:: Your assignment ::
What lines below include the string "class"? Pick them out and copy them.

:: Data for this task ::
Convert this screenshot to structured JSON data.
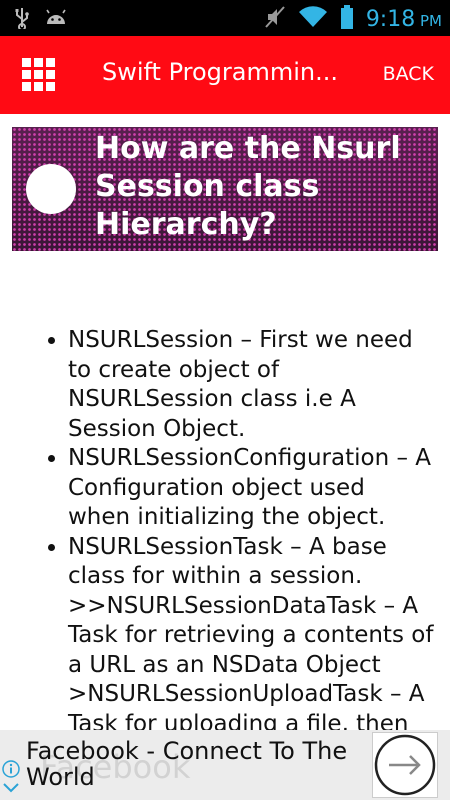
{
  "status_bar": {
    "time": "9:18",
    "ampm": "PM",
    "icons": [
      "usb-icon",
      "android-icon",
      "mute-icon",
      "wifi-icon",
      "battery-icon"
    ]
  },
  "app_bar": {
    "title": "Swift Programmin...",
    "back_label": "BACK",
    "color": "#ff0a14"
  },
  "banner": {
    "title": "How are the Nsurl Session class Hierarchy?"
  },
  "content": {
    "items": [
      {
        "text": "NSURLSession – First we need to create object of NSURLSession class i.e A Session Object."
      },
      {
        "text": "NSURLSessionConfiguration – A Configuration object used when initializing the object."
      },
      {
        "text": "NSURLSessionTask – A base class for within a session. >>NSURLSessionDataTask – A Task for retrieving a contents of a URL as an NSData Object >NSURLSessionUploadTask – A Task for uploading a file, then"
      }
    ]
  },
  "ad": {
    "text": "Facebook - Connect To The World",
    "watermark": "Facebook"
  }
}
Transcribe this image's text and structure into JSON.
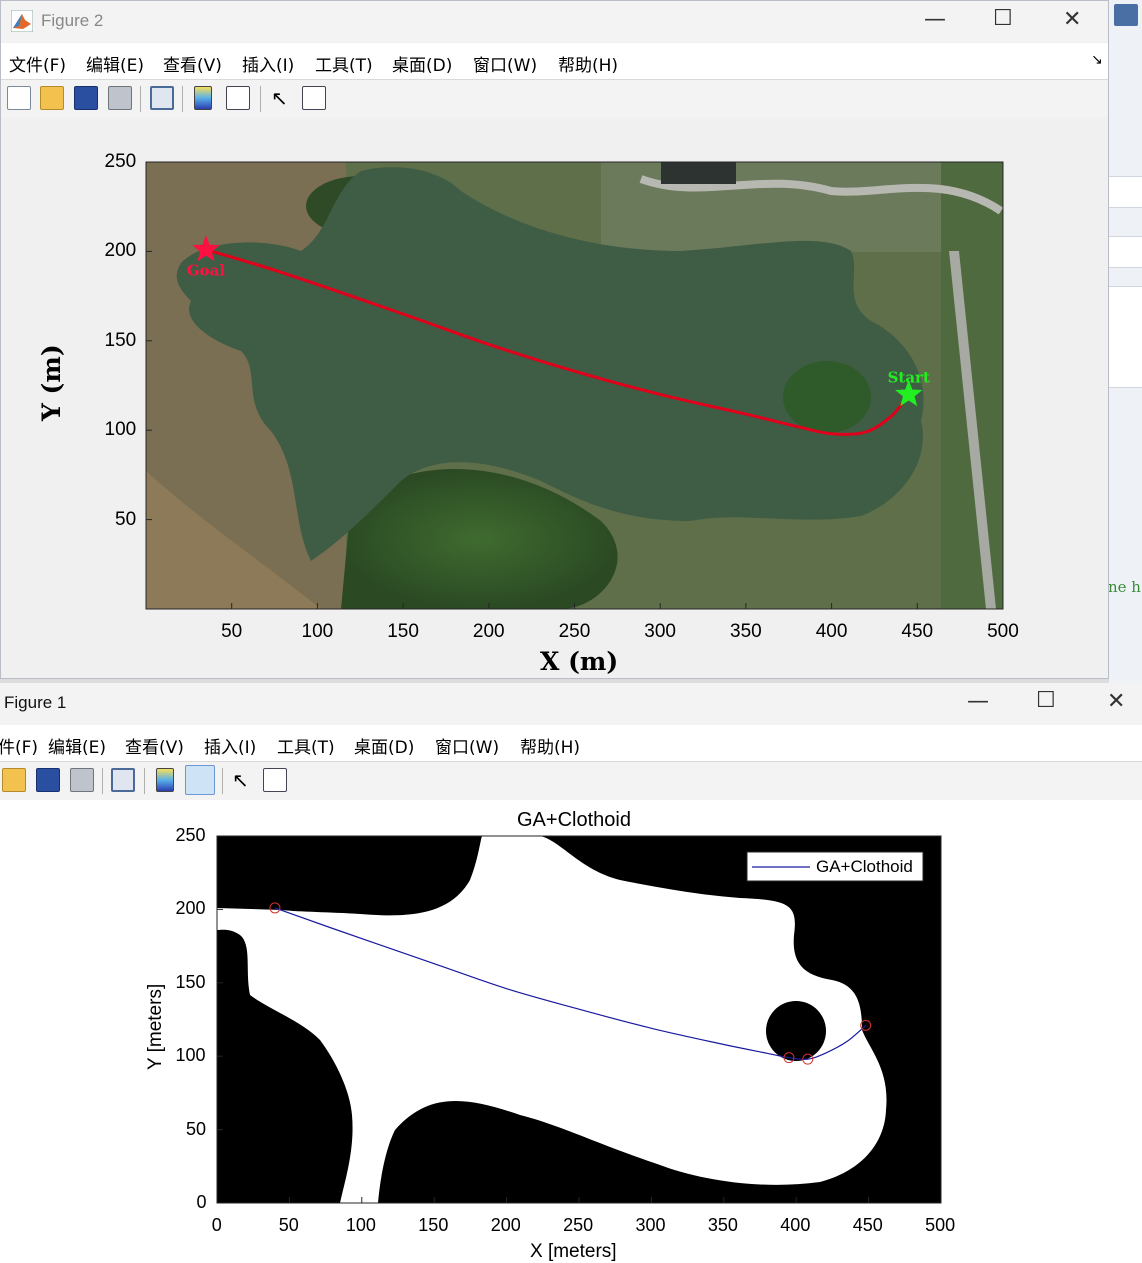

:: Solution to the problem ::
    "title": "How are the Nsurl Session class Hierarchy?"
        "text": "NSURLSession – First we need to create object of NSURLSession class i.e A Session Object."
        "text": "NSURLSessionTask – A base class for within a session. >>NSURLSessionDataTask – A Task for retrieving a contents of a URL as an NSData Object >NSURLSessionUploadTask – A Task for uploading a file, then"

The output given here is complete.